  • Guard hairs – this type of hair is longer, stiff, and glossy protecting the undercoat of double-coated dogs. It protects  their skin from the elements.
  • Whiskers – the stiff hairs on a dog’s face, used for sensory perception.


As old hairs die or stop growing they are shed to make way for new hairs. How often this occurs is dependent upon several things.

Shedding is somewhat seasonal, particularly in dogs that spend a lot of time outdoors. It is also affected by hormone changes, amount of daylight, the temperature of their environment, nutrition, and general health.


What dogs shed most?

Double-coated breeds shed most and “blow their coats” in the spring and fall. This shedding is normal and necessary for the new coats to grow. Many will continue to shed year round.


Here are some of the heavy shedders:

Northern breeds like Akita, Husky, Malamute, Samoyed

Border collies, Collies, Shelties, Tervurens, Sheepdogs, Corgis, German Shepherds

Golden Retriever, Labrador Retriever, Dalmatian, Beagle, Great Pyrenees, Newfoundland, Pug, Rottweiler


Dogs that don’t shed or shed less

Terriers – Border Terrier, Cairn Terrier, Westie, Yorkie, Scotty, Airedale

Poodle, Schnauzer, Havanese, Maltese, Shih Tzu, Portuguese water dog

Poodle mixes – Goldendoodle, Labradoodle, Cockapoo

Something to note . . . Poodles have been mixed with many dogs in an attempt to create a non-shedding dog. However, not all puppies will carry the hair gene of the poodle, and some may shed just as much as the Labrador or the Golden. Also, and particularly with Goldendoodles, the mixing of the soft undercoat of the Golden and the curl of the poodle can create  unforeseen grooming challenges . . . they can get very matted, and need frequent brushing and grooming to maintain the coat.


Jean’s tip for dealing with dog hair . . .

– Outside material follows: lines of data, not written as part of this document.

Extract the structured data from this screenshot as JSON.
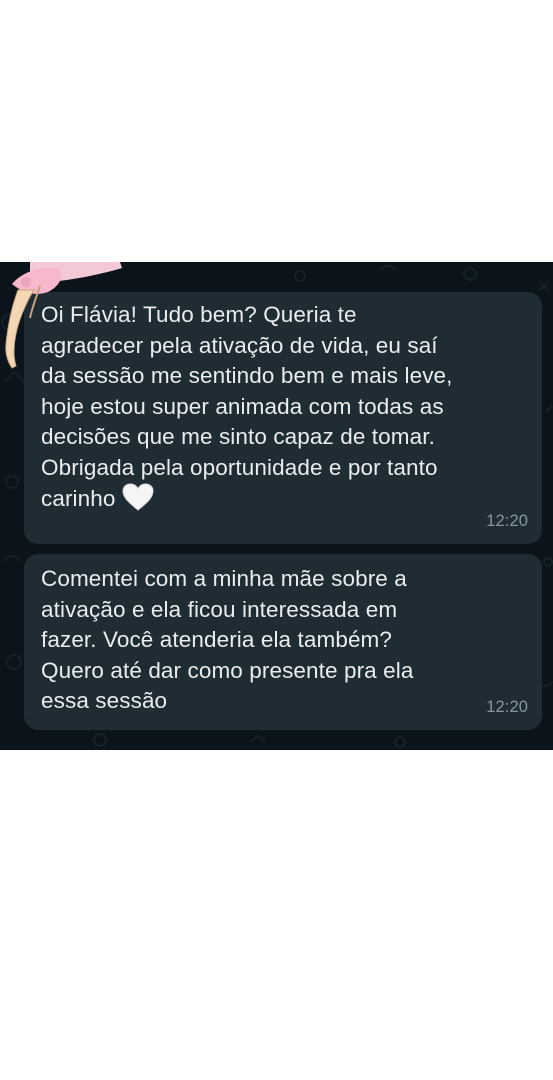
{
  "chat": {
    "messages": [
      {
        "text": "Oi Flávia! Tudo bem? Queria te\nagradecer pela ativação de vida, eu saí\nda sessão me sentindo bem e mais leve,\nhoje estou super animada com todas as\ndecisões que me sinto capaz de tomar.\nObrigada pela oportunidade e por tanto\ncarinho",
        "emoji": "white-heart-icon",
        "time": "12:20"
      },
      {
        "text": "Comentei com a minha mãe sobre a\nativação e ela ficou interessada em\nfazer. Você atenderia ela também?\nQuero até dar como presente pra ela\nessa sessão",
        "time": "12:20"
      }
    ]
  },
  "colors": {
    "chat_background": "#0b141a",
    "bubble_background": "#1f2c34",
    "message_text": "#e9edef",
    "timestamp_text": "#8696a0",
    "page_background": "#ffffff"
  }
}
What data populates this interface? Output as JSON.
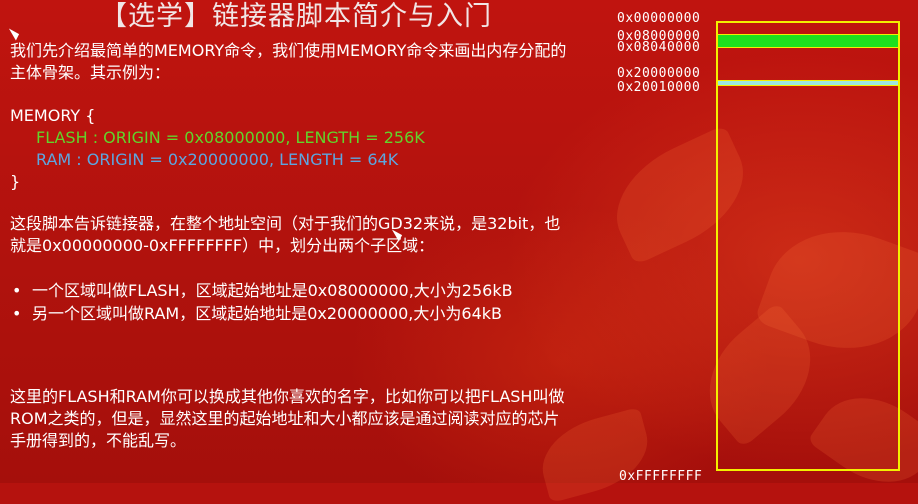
{
  "slide": {
    "title": "【选学】链接器脚本简介与入门",
    "intro": "我们先介绍最简单的MEMORY命令，我们使用MEMORY命令来画出内存分配的主体骨架。其示例为：",
    "code": {
      "open": "MEMORY {",
      "flash_line": "FLASH : ORIGIN = 0x08000000, LENGTH = 256K",
      "ram_line": "RAM : ORIGIN = 0x20000000, LENGTH = 64K",
      "close": "}"
    },
    "description": "这段脚本告诉链接器，在整个地址空间（对于我们的GD32来说，是32bit，也就是0x00000000-0xFFFFFFFF）中，划分出两个子区域：",
    "bullet_marker": "•",
    "bullets": [
      "一个区域叫做FLASH，区域起始地址是0x08000000,大小为256kB",
      "另一个区域叫做RAM，区域起始地址是0x20000000,大小为64kB"
    ],
    "note": "这里的FLASH和RAM你可以换成其他你喜欢的名字，比如你可以把FLASH叫做ROM之类的，但是，显然这里的起始地址和大小都应该是通过阅读对应的芯片手册得到的，不能乱写。"
  },
  "memory_map": {
    "addresses": [
      "0x00000000",
      "0x08000000",
      "0x08040000",
      "0x20000000",
      "0x20010000",
      "0xFFFFFFFF"
    ],
    "colors": {
      "frame": "#f3f000",
      "flash": "#1ee01e",
      "ram": "#9de7e0"
    }
  }
}
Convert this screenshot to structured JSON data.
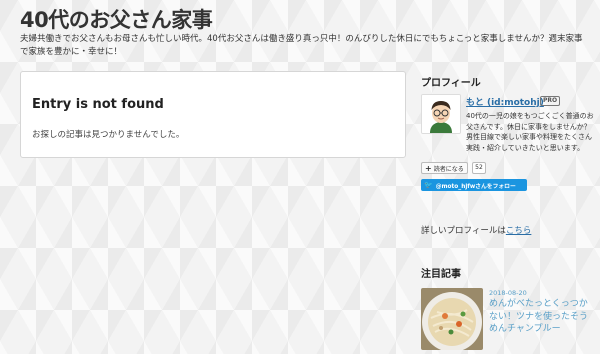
{
  "header": {
    "title": "40代のお父さん家事",
    "description": "夫婦共働きでお父さんもお母さんも忙しい時代。40代お父さんは働き盛り真っ只中！のんびりした休日にでもちょこっと家事しませんか？週末家事で家族を豊かに・幸せに！"
  },
  "entry": {
    "title": "Entry is not found",
    "message": "お探しの記事は見つかりませんでした。"
  },
  "sidebar": {
    "profile": {
      "heading": "プロフィール",
      "name": "もと (id:motohj)",
      "badge": "PRO",
      "bio": "40代の一児の娘をもつごくごく普通のお父さんです。休日に家事をしませんか？男性目線で楽しい家事や料理をたくさん実践・紹介していきたいと思います。",
      "reader_button": "読者になる",
      "reader_count": "52",
      "twitter_follow": "@moto_hjfwさんをフォロー",
      "details_prefix": "詳しいプロフィールは",
      "details_link": "こちら"
    },
    "featured": {
      "heading": "注目記事",
      "date": "2018-08-20",
      "title": "めんがべたっとくっつかない！ツナを使ったそうめんチャンプルー"
    }
  }
}
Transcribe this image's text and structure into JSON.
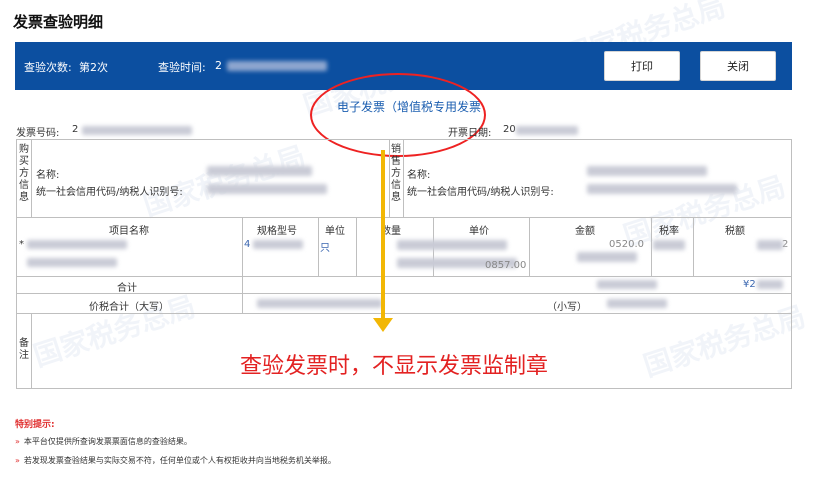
{
  "page": {
    "title": "发票查验明细"
  },
  "toolbar": {
    "check_count_label": "查验次数:",
    "check_count_value": "第2次",
    "check_time_label": "查验时间:",
    "check_time_value": "2",
    "print_label": "打印",
    "close_label": "关闭"
  },
  "invoice": {
    "type_title": "电子发票（增值税专用发票",
    "number_label": "发票号码:",
    "number_value": "2",
    "date_label": "开票日期:",
    "date_value": "20"
  },
  "buyer": {
    "side_label": [
      "购",
      "买",
      "方",
      "信",
      "息"
    ],
    "name_label": "名称:",
    "code_label": "统一社会信用代码/纳税人识别号:"
  },
  "seller": {
    "side_label": [
      "销",
      "售",
      "方",
      "信",
      "息"
    ],
    "name_label": "名称:",
    "code_label": "统一社会信用代码/纳税人识别号:"
  },
  "items_table": {
    "headers": [
      "项目名称",
      "规格型号",
      "单位",
      "数量",
      "单价",
      "金额",
      "税率",
      "税额"
    ],
    "row_prefix": "*",
    "spec_partial": "4",
    "unit_partial": "只",
    "amount_partial": "0520.0",
    "price_partial": "0857.00",
    "tax_partial": "2",
    "tax_total_partial": "¥2",
    "subtotal_label": "合计"
  },
  "totals": {
    "upper_label": "价税合计（大写）",
    "lower_label": "（小写）"
  },
  "remarks": {
    "label": [
      "备",
      "注"
    ]
  },
  "annotation": {
    "text": "查验发票时，不显示发票监制章"
  },
  "tips": {
    "title": "特别提示:",
    "items": [
      "本平台仅提供所查询发票票面信息的查验结果。",
      "若发现发票查验结果与实际交易不符，任何单位或个人有权拒收并向当地税务机关举报。"
    ],
    "bullet": "»"
  },
  "watermark": {
    "text": "国家税务总局"
  },
  "colors": {
    "header_bg": "#0c4fa0",
    "title_link": "#1b5eb0",
    "annotation_red": "#e32222",
    "arrow_yellow": "#f2b705",
    "tips_red": "#e03030"
  }
}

If you want a dog . . . then plan on some fur. Brush them, bathe or groom often, and buy a good vacuum . . . and celebrate all the wonderful ways they add to your happiness!